Another time she got beat (she was 14 years old this time) because she didn't come home soon enough after being sent to the corner grocery store. Just as she left the store with the provisions for dinner, a thunderstorm poured down on her. She sought shelter under a lamppost until the rain let up. After the rain let up (about ten minutes) she continued her journey home. Because she was late with dinner, Grandpop got out his razor strap again and gave her a good shellacking.
Then there were the times that something happened and my father didn't know who did it and we wouldn't tell. Those times he would beat all of us. My Mother said Grandpop used to do the same thing to his children, "Just to make sure I got the right one."
I grew up in the Fifties. I remember hearing about "spankings." Ha! I wish I had just got a "spanking." Oh no, when "Pop" got mad, he got his belt out and gave it to us good. Being a kid in this days; the Fifties when I was growing up and the Twenties and early Thirties when my Mother was growing up; beatings were just part of the growing up procedure. Sure, I knew a lot of my friends and classmates at school didn't get beat like we did. I was embarrassed that we got beat so I didn't say anything about it. It was the Big Dark Secret.
I am so thankful now that this video has surface of the judge beating his daughter. It is horrible to watch and I apologize for posting it but I think it is time that this country and this culture look for a different way to discipline their children.
I remember vividly one time my father almost beat one of his dogs to death because it had killed some of his chickens. He had a chicken pen with about 45 chickens. He put one of his young dogs near the pen to "guard" the chickens. Well, this dog didn't know he was supposed to "guard" the chickens. Shortly after my father placed his dog near the chicken pen, the dog got loose and killed some of his chickens. My father got home from work and found out and beat that dog with a stick until the dog couldn't stand. Of course the dog didn't know what he was being beating for. And from that day on, the dog would shake like a leaf anytime my father came near him. He eventually gave the dog away because he wasn't a good "guard" dog. Do you think? I wonder why.
I could tell some other horrendous stories but I think I made my point.
Watching this video of the judge beating his daughter brought back all the bad old memories that I have long buried. All the horrible memories.
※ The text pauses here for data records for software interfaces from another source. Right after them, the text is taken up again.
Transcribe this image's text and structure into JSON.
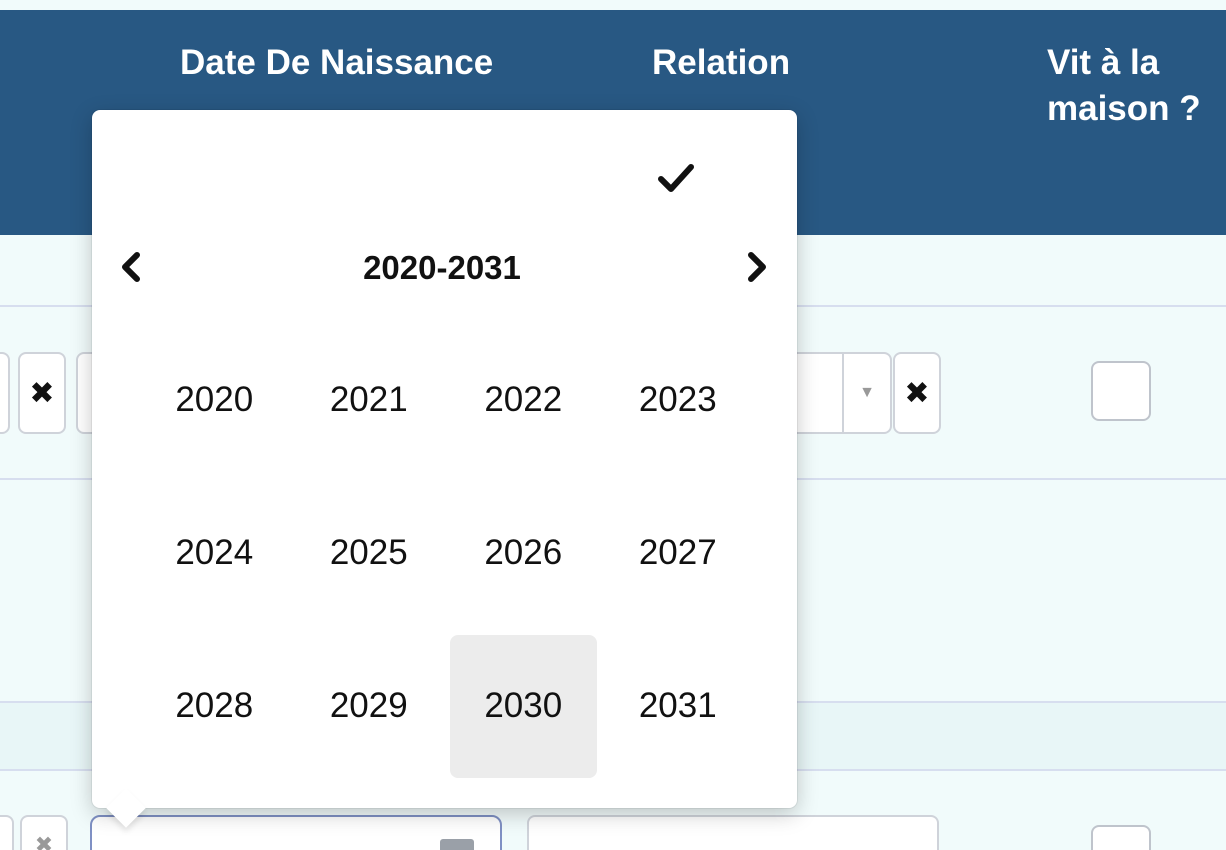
{
  "table": {
    "headers": {
      "birth_date": "Date De Naissance",
      "relation": "Relation",
      "lives_home_line1": "Vit à la",
      "lives_home_line2": "maison ?"
    }
  },
  "rows": [
    {
      "clear_label": "✖",
      "relation_clear_label": "✖",
      "select_arrow": "▼",
      "lives_home_checked": false
    },
    {
      "clear_label": "✖",
      "lives_home_checked": false
    }
  ],
  "year_picker": {
    "range_label": "2020-2031",
    "years": [
      "2020",
      "2021",
      "2022",
      "2023",
      "2024",
      "2025",
      "2026",
      "2027",
      "2028",
      "2029",
      "2030",
      "2031"
    ],
    "highlighted_year": "2030",
    "icons": {
      "confirm": "checkmark-icon",
      "prev": "chevron-left-icon",
      "next": "chevron-right-icon"
    }
  },
  "colors": {
    "header_bg": "#285883",
    "header_text": "#ffffff",
    "body_bg": "#f1fbfb",
    "highlight_bg": "#ececec"
  }
}
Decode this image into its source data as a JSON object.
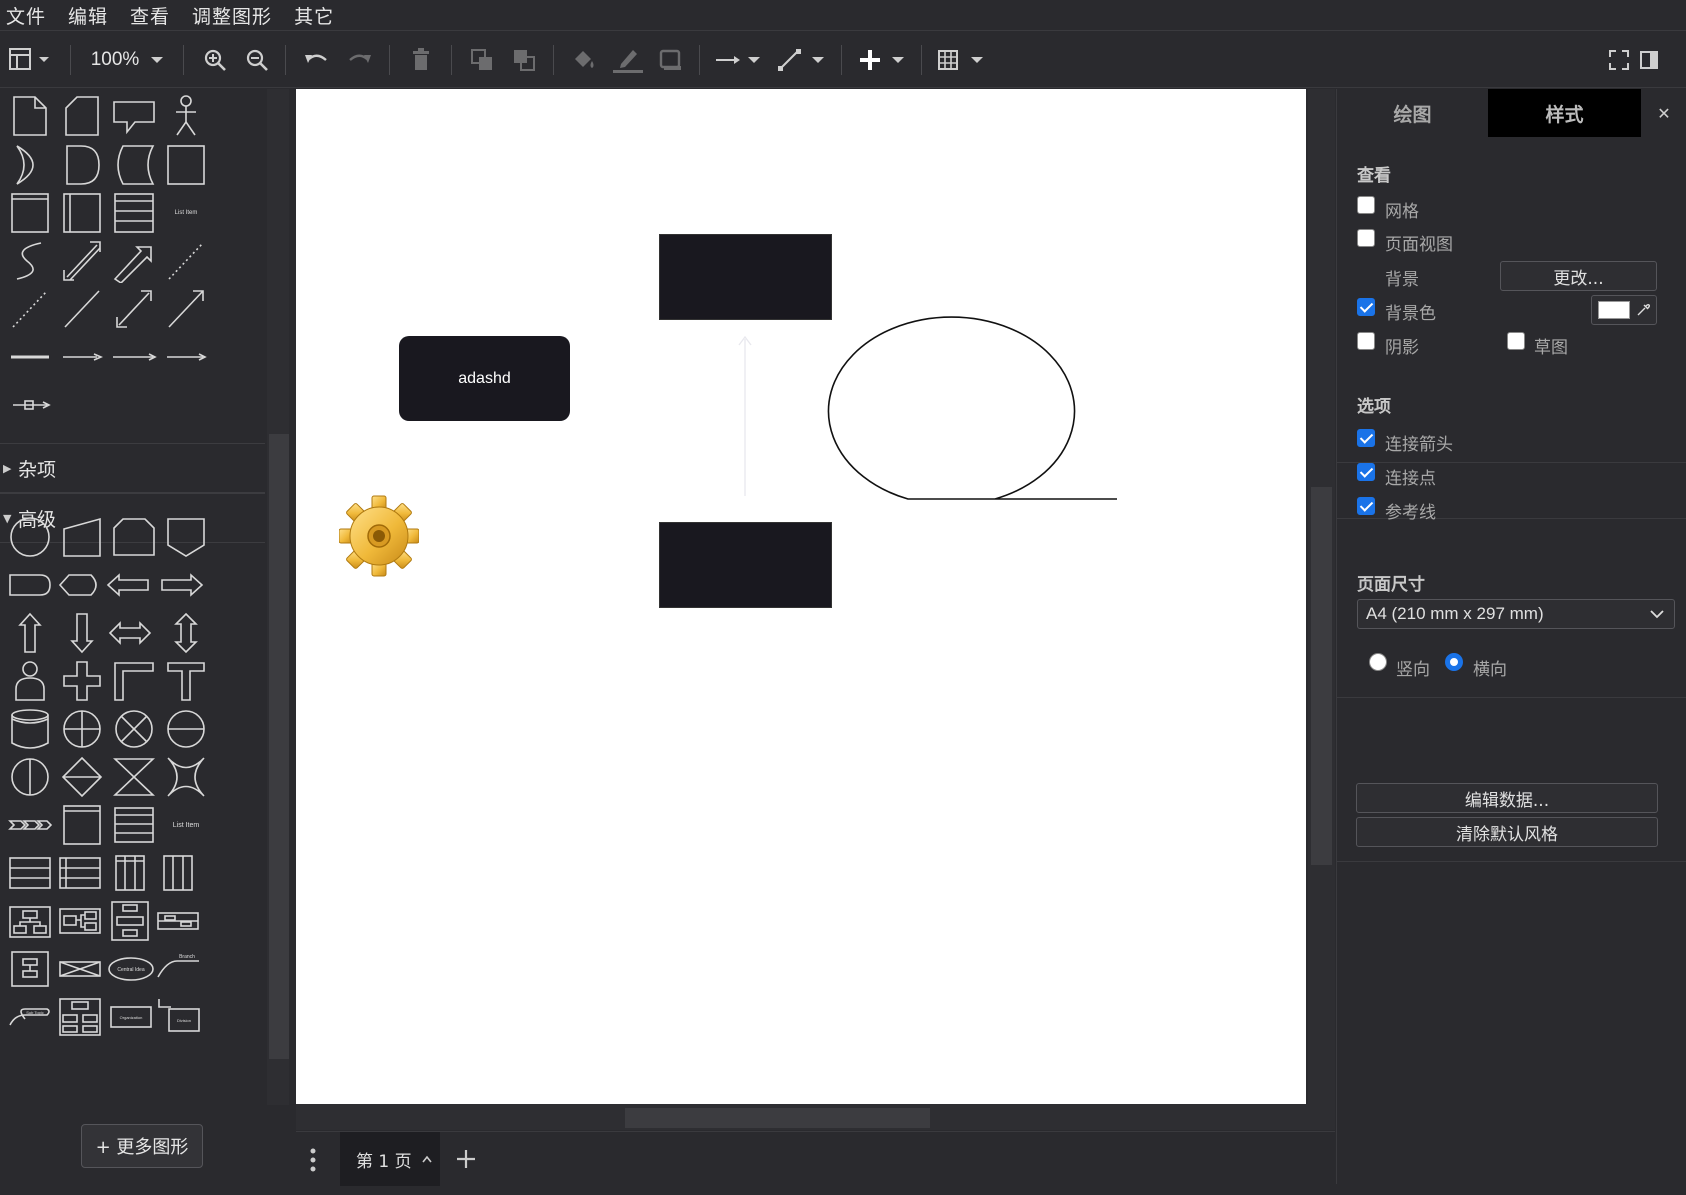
{
  "menu": [
    "文件",
    "编辑",
    "查看",
    "调整图形",
    "其它"
  ],
  "toolbar": {
    "zoom": "100%",
    "icons": [
      "layout-icon",
      "zoom-in-icon",
      "zoom-out-icon",
      "undo-icon",
      "redo-icon",
      "delete-icon",
      "to-front-icon",
      "to-back-icon",
      "fill-color-icon",
      "line-color-icon",
      "shadow-icon",
      "connection-icon",
      "waypoints-icon",
      "insert-icon",
      "table-icon",
      "fullscreen-icon",
      "format-panel-icon"
    ]
  },
  "sidebar": {
    "sections": [
      "杂项",
      "高级"
    ],
    "small_labels": {
      "list": "List",
      "list_item": "List Item",
      "item1": "Item 1",
      "item2": "Item 2",
      "item3": "Item 3",
      "central_idea": "Central Idea",
      "branch": "Branch",
      "sub_topic": "Sub Topic",
      "organization": "Organization",
      "division": "Division"
    },
    "more_shapes": "+ 更多图形"
  },
  "diagram": {
    "rounded_label": "adashd"
  },
  "pagebar": {
    "tab": "第 1 页"
  },
  "panel": {
    "tabs": [
      "绘图",
      "样式"
    ],
    "close": "✕",
    "view_title": "查看",
    "grid": "网格",
    "page_view": "页面视图",
    "background": "背景",
    "change_btn": "更改...",
    "bg_color": "背景色",
    "shadow": "阴影",
    "sketch": "草图",
    "options_title": "选项",
    "conn_arrows": "连接箭头",
    "conn_points": "连接点",
    "guides": "参考线",
    "page_size_title": "页面尺寸",
    "page_size_value": "A4 (210 mm x 297 mm)",
    "portrait": "竖向",
    "landscape": "横向",
    "edit_data": "编辑数据...",
    "clear_style": "清除默认风格"
  },
  "state": {
    "grid": false,
    "page_view": false,
    "bg_color": true,
    "shadow": false,
    "sketch": false,
    "conn_arrows": true,
    "conn_points": true,
    "guides": true,
    "orientation": "landscape",
    "bg_color_swatch": "#ffffff"
  }
}
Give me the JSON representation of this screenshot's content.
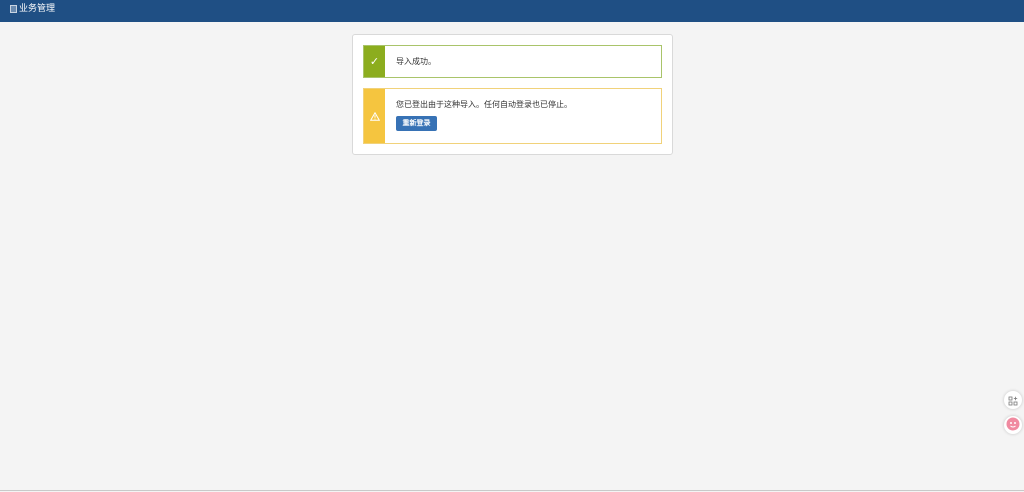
{
  "header": {
    "brand_alt": "业务管理",
    "background_color": "#1f4f84"
  },
  "success_message": {
    "icon": "check-icon",
    "text": "导入成功。",
    "color": "#8cad1e"
  },
  "warning_message": {
    "icon": "warning-triangle-icon",
    "text": "您已登出由于这种导入。任何自动登录也已停止。",
    "button_label": "重新登录",
    "color": "#f5c53f",
    "button_color": "#3772b5"
  },
  "floating_tools": {
    "apps_icon": "apps-grid-icon",
    "assistant_icon": "assistant-avatar-icon"
  }
}
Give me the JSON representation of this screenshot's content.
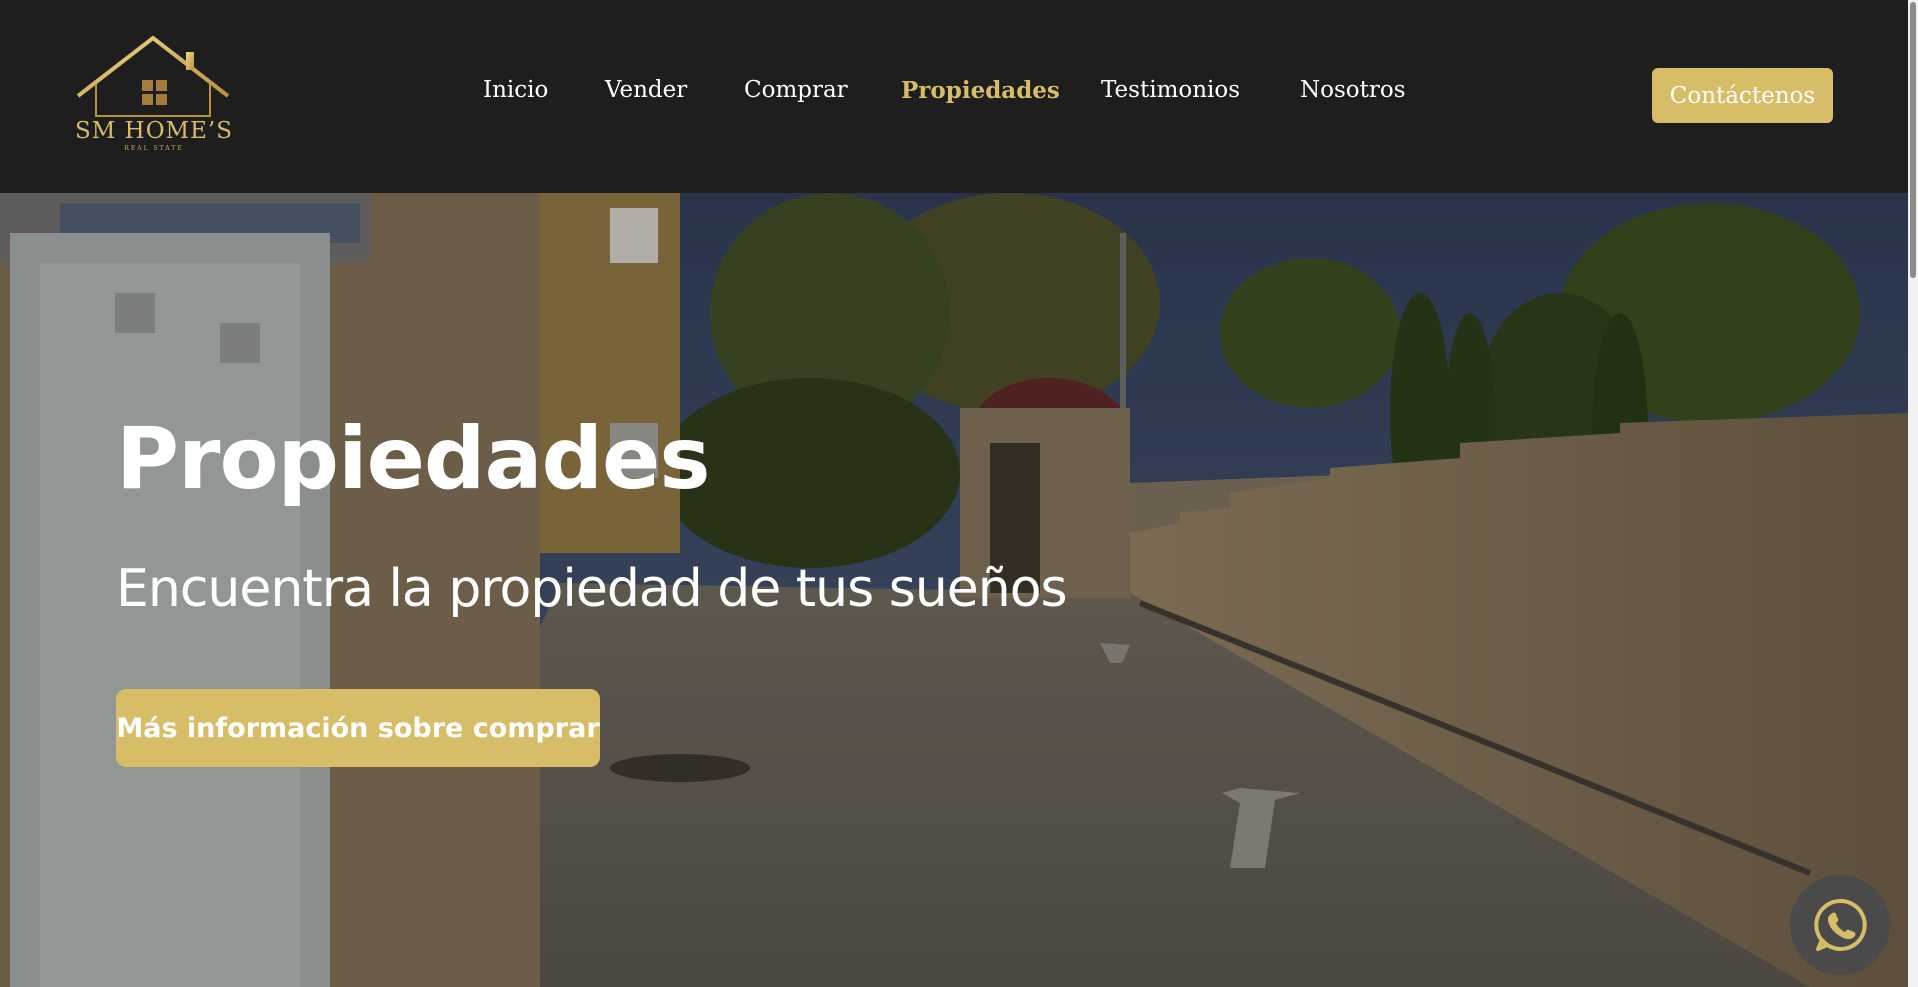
{
  "brand": {
    "name": "SM HOME’S",
    "tagline": "REAL STATE",
    "gold": "#d8bd68",
    "dark": "#1e1e1e"
  },
  "nav": {
    "items": [
      {
        "label": "Inicio"
      },
      {
        "label": "Vender"
      },
      {
        "label": "Comprar"
      },
      {
        "label": "Propiedades",
        "active": true
      },
      {
        "label": "Testimonios"
      },
      {
        "label": "Nosotros"
      }
    ],
    "contact_label": "Contáctenos"
  },
  "hero": {
    "title": "Propiedades",
    "subtitle": "Encuentra la propiedad de tus sueños",
    "button_label": "Más información sobre comprar"
  },
  "floating": {
    "icon": "whatsapp-icon"
  }
}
This is one reason why I am grateful for the new Internet age where these cruelties can be exposed and hopefully our culture will change. From cops beating the hell out of an already subdued prisoner to a babysitter beating a child or a caregiver beating an invalid elderly person, the New Age of the Internet and the all pervasive video will expose this barbaric activity to the civilized people of our culture and barbarism will stop.
|Me on my father's shoulders - 1942|